----- Records

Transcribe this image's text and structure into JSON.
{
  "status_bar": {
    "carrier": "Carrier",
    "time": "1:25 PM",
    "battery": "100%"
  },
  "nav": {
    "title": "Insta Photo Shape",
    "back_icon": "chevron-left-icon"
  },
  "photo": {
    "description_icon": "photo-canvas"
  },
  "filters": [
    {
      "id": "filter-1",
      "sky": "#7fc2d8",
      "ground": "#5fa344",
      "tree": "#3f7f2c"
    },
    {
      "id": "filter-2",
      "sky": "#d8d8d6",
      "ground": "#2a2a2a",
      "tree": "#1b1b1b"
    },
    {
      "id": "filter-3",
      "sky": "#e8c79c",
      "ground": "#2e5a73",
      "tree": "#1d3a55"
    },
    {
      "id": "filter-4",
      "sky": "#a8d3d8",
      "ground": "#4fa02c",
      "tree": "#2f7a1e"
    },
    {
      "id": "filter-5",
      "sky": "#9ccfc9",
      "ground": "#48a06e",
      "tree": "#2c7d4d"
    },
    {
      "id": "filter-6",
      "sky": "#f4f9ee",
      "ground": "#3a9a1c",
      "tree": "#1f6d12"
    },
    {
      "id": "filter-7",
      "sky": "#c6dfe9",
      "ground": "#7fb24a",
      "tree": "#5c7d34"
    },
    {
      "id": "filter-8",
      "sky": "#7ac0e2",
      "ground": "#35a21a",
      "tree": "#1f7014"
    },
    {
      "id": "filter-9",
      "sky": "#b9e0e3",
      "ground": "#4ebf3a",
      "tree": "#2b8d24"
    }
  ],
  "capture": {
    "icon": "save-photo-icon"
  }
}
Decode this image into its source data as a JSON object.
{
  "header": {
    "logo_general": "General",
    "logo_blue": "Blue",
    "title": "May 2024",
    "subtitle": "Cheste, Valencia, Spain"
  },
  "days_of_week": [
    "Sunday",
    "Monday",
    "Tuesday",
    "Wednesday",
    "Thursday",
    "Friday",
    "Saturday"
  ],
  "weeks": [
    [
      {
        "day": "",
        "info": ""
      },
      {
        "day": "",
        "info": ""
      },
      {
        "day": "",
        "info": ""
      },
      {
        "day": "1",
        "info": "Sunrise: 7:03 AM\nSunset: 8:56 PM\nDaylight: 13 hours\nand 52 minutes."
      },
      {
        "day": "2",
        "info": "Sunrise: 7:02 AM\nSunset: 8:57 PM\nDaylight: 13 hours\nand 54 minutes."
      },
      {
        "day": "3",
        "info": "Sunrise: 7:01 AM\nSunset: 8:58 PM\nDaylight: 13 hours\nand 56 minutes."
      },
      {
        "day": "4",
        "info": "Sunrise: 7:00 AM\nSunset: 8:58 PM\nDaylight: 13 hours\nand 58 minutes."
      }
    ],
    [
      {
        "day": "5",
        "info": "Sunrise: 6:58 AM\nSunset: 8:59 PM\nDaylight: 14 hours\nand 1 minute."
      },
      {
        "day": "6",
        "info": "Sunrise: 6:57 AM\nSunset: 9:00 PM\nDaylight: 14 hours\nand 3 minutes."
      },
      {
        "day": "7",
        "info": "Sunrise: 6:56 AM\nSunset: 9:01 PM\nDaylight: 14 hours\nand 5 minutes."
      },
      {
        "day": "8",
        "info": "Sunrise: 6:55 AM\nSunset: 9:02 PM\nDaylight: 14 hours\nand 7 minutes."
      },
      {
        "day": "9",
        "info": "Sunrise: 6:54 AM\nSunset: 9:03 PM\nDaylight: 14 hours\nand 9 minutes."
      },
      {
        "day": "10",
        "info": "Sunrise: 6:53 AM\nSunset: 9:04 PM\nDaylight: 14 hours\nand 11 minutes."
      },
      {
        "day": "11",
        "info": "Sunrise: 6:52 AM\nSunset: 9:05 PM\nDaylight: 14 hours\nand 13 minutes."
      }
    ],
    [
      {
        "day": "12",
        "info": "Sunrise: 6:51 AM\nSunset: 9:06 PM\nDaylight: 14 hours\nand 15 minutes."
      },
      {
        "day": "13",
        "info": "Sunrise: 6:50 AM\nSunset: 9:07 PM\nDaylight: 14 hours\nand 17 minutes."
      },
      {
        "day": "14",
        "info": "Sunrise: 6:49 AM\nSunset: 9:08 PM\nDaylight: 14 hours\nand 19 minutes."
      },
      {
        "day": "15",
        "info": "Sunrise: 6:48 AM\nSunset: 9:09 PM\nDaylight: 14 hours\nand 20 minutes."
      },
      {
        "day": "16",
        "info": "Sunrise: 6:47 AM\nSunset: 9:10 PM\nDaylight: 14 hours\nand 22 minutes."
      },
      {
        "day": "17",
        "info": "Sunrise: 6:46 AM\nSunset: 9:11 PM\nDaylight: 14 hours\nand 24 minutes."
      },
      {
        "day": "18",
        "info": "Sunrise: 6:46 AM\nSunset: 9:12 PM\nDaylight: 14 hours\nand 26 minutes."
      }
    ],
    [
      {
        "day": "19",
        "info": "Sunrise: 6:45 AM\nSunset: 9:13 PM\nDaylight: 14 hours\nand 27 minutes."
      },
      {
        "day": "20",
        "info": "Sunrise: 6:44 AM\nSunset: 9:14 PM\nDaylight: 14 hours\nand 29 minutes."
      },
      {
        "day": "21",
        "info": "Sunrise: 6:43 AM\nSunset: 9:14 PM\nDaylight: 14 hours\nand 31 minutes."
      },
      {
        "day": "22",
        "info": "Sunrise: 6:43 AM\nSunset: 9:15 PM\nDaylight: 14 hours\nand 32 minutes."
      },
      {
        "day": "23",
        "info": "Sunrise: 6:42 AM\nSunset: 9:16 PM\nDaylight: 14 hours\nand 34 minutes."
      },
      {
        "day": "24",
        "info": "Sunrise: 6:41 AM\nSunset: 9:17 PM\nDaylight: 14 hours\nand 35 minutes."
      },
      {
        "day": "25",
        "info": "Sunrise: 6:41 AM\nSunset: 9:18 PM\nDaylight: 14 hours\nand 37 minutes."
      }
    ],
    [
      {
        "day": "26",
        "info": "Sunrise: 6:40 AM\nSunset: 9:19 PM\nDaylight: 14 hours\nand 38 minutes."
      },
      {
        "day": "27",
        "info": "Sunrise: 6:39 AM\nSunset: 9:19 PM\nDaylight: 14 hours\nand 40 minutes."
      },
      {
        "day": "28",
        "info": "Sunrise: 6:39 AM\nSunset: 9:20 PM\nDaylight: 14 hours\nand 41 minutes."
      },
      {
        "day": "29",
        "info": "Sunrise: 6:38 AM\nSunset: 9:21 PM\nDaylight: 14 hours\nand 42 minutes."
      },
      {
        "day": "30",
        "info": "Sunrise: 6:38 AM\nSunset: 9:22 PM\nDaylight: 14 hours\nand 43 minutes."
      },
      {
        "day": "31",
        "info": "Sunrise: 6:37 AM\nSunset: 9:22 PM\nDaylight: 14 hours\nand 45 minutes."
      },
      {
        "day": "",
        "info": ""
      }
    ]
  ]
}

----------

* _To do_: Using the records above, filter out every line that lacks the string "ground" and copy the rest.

* _Solution_:
      "ground": "#5fa344",
      "ground": "#2a2a2a",
      "ground": "#2e5a73",
      "ground": "#4fa02c",
      "ground": "#48a06e",
      "ground": "#3a9a1c",
      "ground": "#7fb24a",
      "ground": "#35a21a",
      "ground": "#4ebf3a",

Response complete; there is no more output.